I continued to catch up on Ursula K. LeGuin, finally getting to The Dispossessed and The Left Hand of Darkness (despite Jeff's protestations, I really don't think I'd read it before now); shame on me for waiting so long to get to these really beautiful works of social-science fiction.

Some time ago Ron recommended Daniel Suarez, who writes near-future technothrillers that really are somewhat revolutionary in the way they deconstruct the failures of the capitalist surveillance state and envision a chaotic but potentially far more equitable future for humanity. His latest, Influx, is Suarez' most speculative work to date; he imagines a world in which a secretive government agency has been hiding technological breakthroughs like cheap fusion, functional immortality, artificial sentience and gravity control from the world in order to prevent societal upheaval, doling out new tech in dribs and drabs to keep the populace reasonably content but holding back general progress by decades. It's not quite as grounded in the real world as his other work, but the novel still raises some interesting questions while providing fast-paced, pulpy thrills.  

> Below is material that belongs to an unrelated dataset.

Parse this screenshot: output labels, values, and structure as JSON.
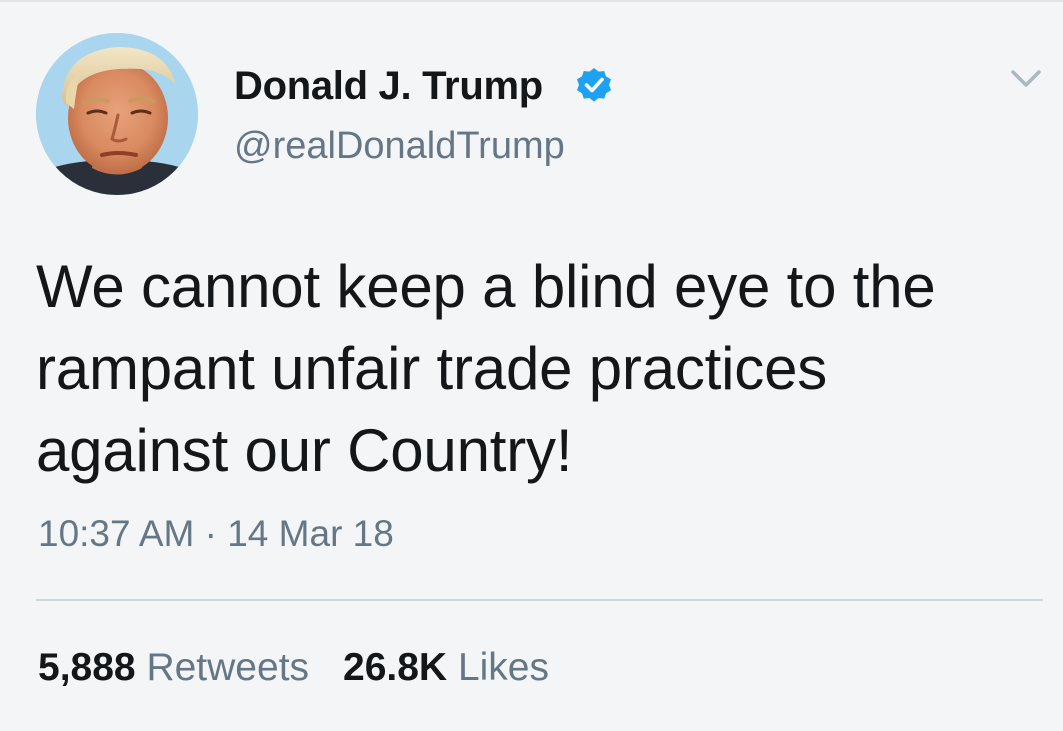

3 comments:

Jeff Shyluk said...

The Left Hand Of Darkness was required reading in our one shared class at University. Either you read the book and forgot (unlikely) or you dodged out of doing your assignment (more unlikely...?).

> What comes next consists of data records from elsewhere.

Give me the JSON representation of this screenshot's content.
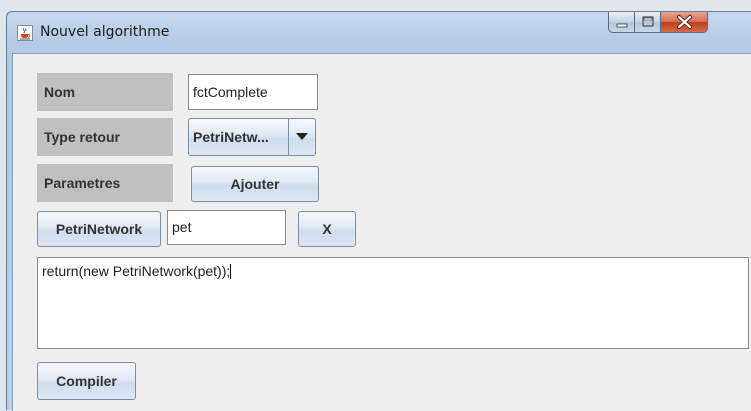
{
  "window": {
    "title": "Nouvel algorithme",
    "app_icon": "java-cup-icon",
    "controls": {
      "minimize_icon": "minimize-icon",
      "maximize_icon": "maximize-icon",
      "close_icon": "close-icon"
    }
  },
  "form": {
    "nom": {
      "label": "Nom",
      "value": "fctComplete"
    },
    "type_retour": {
      "label": "Type retour",
      "selected": "PetriNetw...",
      "arrow_icon": "dropdown-arrow-icon"
    },
    "parametres": {
      "label": "Parametres",
      "add_button": "Ajouter"
    },
    "parameter_row": {
      "type_button": "PetriNetwork",
      "name_value": "pet",
      "remove_button": "X"
    },
    "code": {
      "value": "return(new PetriNetwork(pet));"
    },
    "compile_button": "Compiler"
  },
  "colors": {
    "frame": "#b5cbe6",
    "client_bg": "#eeeeee",
    "label_bg": "#c0c0c0",
    "close_red": "#c0401f"
  }
}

Susan and I showed the Spencer Tracy "Father Of The Bride" to both my father and her father the year before we got married. My father laughed at it until tears ran down his cheeks. Her father betrayed less emotion than an Easter Island statue. The humour is completely relevant, but it's highly contextual, and no doubt daughter-dependant. Elizabeth Taylor, though, wow. It's easier to believe that she's a CGI construct than an actress. She just has this etherial look to her on camera. She becomes somewhat more "real" in "Taming Of The Shrew", and finally comes down to earth as perhaps the most grounded character in the "Flintstones" movie.

Akira, for the gaijin (us), relies on the quality of its translation. Some versions have a much better translation than others. I think Criterion (as always) has the best, but I'm about as Japanese as Vladimir Putin, so that's hard for me to be definitive.

Now that I am finally discovering comics, I'm thinking of ordering the new re-release of Akira in book form. It's not so expensive. The movie suffered notably because the comic wasn't finished: Otomo was working on both projects at the same time, and rushed both of them to meet his deadlines. It helps in the movie to understand that the very opening scene is essentially a mirror-foreshadow of the closing scenes. Some translations don't make that clear at all, and the movie staggers when you don't immediately grasp that opener.

Earl J. Woods said...

I remember The Left Hand of Darkness being on our reading list for that shared class, but to this day I don't recall the book - or rather, now that I've read it, I don't recall having a memory of the book before last month. But as you say, it was assigned reading...maybe I just skimmed it or something and didn't fully absorb the beauty and power of the text, I don't know. Regardless, I've either read or re-read the novel for certain now!

I thought Elizabeth Taylor was pretty raw and real in _Who's afraid of Virginia Woolf?_, but yes, in her earlier appearances she really exudes an unearthly quality.

I read about Otomo working on the manga and the movie at the same time, and kind of wondered what compromises were made in order to produce a film with some kind of closure. It would be interesting to read the text as a comparison.

Anonymous said...

Happy to read you liked _What We See When We Read_, Earl. Cheers!